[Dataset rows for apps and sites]
--

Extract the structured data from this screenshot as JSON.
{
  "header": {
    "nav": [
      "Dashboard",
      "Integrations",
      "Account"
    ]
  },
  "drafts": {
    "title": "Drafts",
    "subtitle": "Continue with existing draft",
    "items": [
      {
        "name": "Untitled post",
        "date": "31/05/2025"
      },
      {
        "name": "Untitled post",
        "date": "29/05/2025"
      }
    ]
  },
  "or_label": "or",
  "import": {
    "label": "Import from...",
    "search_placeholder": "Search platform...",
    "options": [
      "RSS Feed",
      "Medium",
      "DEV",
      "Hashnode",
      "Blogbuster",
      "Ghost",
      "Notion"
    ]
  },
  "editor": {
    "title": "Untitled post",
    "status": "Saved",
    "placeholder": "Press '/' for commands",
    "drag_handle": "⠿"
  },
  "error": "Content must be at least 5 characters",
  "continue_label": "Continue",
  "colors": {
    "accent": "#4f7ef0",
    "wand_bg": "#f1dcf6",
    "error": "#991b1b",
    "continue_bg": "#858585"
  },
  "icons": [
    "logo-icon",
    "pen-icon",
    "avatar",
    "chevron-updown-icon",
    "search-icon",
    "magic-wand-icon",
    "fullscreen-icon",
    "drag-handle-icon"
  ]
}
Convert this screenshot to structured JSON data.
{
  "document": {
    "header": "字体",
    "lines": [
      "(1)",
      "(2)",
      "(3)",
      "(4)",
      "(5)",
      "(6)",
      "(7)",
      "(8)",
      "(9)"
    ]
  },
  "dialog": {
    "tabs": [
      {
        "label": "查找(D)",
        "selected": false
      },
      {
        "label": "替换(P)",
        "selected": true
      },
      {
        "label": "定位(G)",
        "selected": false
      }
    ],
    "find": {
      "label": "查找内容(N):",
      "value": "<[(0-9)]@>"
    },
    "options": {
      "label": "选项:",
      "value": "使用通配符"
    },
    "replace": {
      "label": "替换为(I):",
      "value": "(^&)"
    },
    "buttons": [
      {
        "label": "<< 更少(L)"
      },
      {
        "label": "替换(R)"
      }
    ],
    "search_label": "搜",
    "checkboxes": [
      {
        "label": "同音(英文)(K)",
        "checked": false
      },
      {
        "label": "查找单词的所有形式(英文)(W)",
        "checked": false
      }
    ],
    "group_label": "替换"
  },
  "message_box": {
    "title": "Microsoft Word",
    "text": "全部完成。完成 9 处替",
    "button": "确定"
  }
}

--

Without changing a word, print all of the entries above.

[Reply]:
Extract the structured data from this screenshot as JSON.
{
  "header": {
    "nav": [
      "Dashboard",
      "Integrations",
      "Account"
    ]
  },
  "drafts": {
    "title": "Drafts",
    "subtitle": "Continue with existing draft",
    "items": [
      {
        "name": "Untitled post",
        "date": "31/05/2025"
      },
      {
        "name": "Untitled post",
        "date": "29/05/2025"
      }
    ]
  },
  "or_label": "or",
  "import": {
    "label": "Import from...",
    "search_placeholder": "Search platform...",
    "options": [
      "RSS Feed",
      "Medium",
      "DEV",
      "Hashnode",
      "Blogbuster",
      "Ghost",
      "Notion"
    ]
  },
  "editor": {
    "title": "Untitled post",
    "status": "Saved",
    "placeholder": "Press '/' for commands",
    "drag_handle": "⠿"
  },
  "error": "Content must be at least 5 characters",
  "continue_label": "Continue",
  "colors": {
    "accent": "#4f7ef0",
    "wand_bg": "#f1dcf6",
    "error": "#991b1b",
    "continue_bg": "#858585"
  },
  "icons": [
    "logo-icon",
    "pen-icon",
    "avatar",
    "chevron-updown-icon",
    "search-icon",
    "magic-wand-icon",
    "fullscreen-icon",
    "drag-handle-icon"
  ]
}
Convert this screenshot to structured JSON data.
{
  "document": {
    "header": "字体",
    "lines": [
      "(1)",
      "(2)",
      "(3)",
      "(4)",
      "(5)",
      "(6)",
      "(7)",
      "(8)",
      "(9)"
    ]
  },
  "dialog": {
    "tabs": [
      {
        "label": "查找(D)",
        "selected": false
      },
      {
        "label": "替换(P)",
        "selected": true
      },
      {
        "label": "定位(G)",
        "selected": false
      }
    ],
    "find": {
      "label": "查找内容(N):",
      "value": "<[(0-9)]@>"
    },
    "options": {
      "label": "选项:",
      "value": "使用通配符"
    },
    "replace": {
      "label": "替换为(I):",
      "value": "(^&)"
    },
    "buttons": [
      {
        "label": "<< 更少(L)"
      },
      {
        "label": "替换(R)"
      }
    ],
    "search_label": "搜",
    "checkboxes": [
      {
        "label": "同音(英文)(K)",
        "checked": false
      },
      {
        "label": "查找单词的所有形式(英文)(W)",
        "checked": false
      }
    ],
    "group_label": "替换"
  },
  "message_box": {
    "title": "Microsoft Word",
    "text": "全部完成。完成 9 处替",
    "button": "确定"
  }
}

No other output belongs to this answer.